> **Task details**:
What is needed is the number of lines in the data below that include "label", stated by itself.
Data supplied Start Marker
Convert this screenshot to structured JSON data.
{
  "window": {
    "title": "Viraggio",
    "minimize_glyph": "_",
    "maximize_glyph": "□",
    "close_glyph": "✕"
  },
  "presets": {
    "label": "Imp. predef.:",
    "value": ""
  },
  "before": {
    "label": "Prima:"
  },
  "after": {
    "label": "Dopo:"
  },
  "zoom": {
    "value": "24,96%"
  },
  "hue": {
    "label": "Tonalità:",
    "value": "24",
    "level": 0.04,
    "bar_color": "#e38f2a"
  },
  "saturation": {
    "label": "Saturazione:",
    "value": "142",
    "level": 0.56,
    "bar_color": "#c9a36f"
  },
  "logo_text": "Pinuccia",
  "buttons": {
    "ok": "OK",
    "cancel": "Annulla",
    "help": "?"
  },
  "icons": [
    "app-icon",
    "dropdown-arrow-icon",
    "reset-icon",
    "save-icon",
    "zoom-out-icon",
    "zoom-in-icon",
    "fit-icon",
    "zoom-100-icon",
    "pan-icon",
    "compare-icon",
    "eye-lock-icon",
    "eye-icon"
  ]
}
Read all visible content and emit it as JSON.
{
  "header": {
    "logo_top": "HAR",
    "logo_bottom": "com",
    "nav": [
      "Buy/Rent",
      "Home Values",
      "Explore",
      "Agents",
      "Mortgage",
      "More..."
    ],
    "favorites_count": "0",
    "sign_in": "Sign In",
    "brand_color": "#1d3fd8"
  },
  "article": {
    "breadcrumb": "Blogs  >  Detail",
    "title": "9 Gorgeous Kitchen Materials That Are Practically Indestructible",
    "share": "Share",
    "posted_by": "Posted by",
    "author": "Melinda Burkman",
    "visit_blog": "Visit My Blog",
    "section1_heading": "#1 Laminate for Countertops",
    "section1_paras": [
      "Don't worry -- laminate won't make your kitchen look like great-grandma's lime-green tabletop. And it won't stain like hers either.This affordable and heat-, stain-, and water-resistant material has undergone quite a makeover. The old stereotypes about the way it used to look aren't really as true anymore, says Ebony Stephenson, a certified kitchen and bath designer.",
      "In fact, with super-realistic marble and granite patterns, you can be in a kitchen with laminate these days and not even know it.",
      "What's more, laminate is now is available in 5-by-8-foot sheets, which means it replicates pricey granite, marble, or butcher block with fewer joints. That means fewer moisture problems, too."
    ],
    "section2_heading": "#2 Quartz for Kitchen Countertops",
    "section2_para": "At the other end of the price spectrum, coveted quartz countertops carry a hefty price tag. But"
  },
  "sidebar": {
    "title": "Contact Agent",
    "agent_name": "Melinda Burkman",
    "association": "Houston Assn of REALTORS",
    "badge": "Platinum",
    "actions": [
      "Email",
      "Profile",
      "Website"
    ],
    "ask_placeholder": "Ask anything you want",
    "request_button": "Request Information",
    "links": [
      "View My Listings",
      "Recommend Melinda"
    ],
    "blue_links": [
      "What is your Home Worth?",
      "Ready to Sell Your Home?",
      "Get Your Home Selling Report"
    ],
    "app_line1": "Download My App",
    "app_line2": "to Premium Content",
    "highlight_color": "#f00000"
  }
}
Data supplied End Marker
> **Problem solution**:
5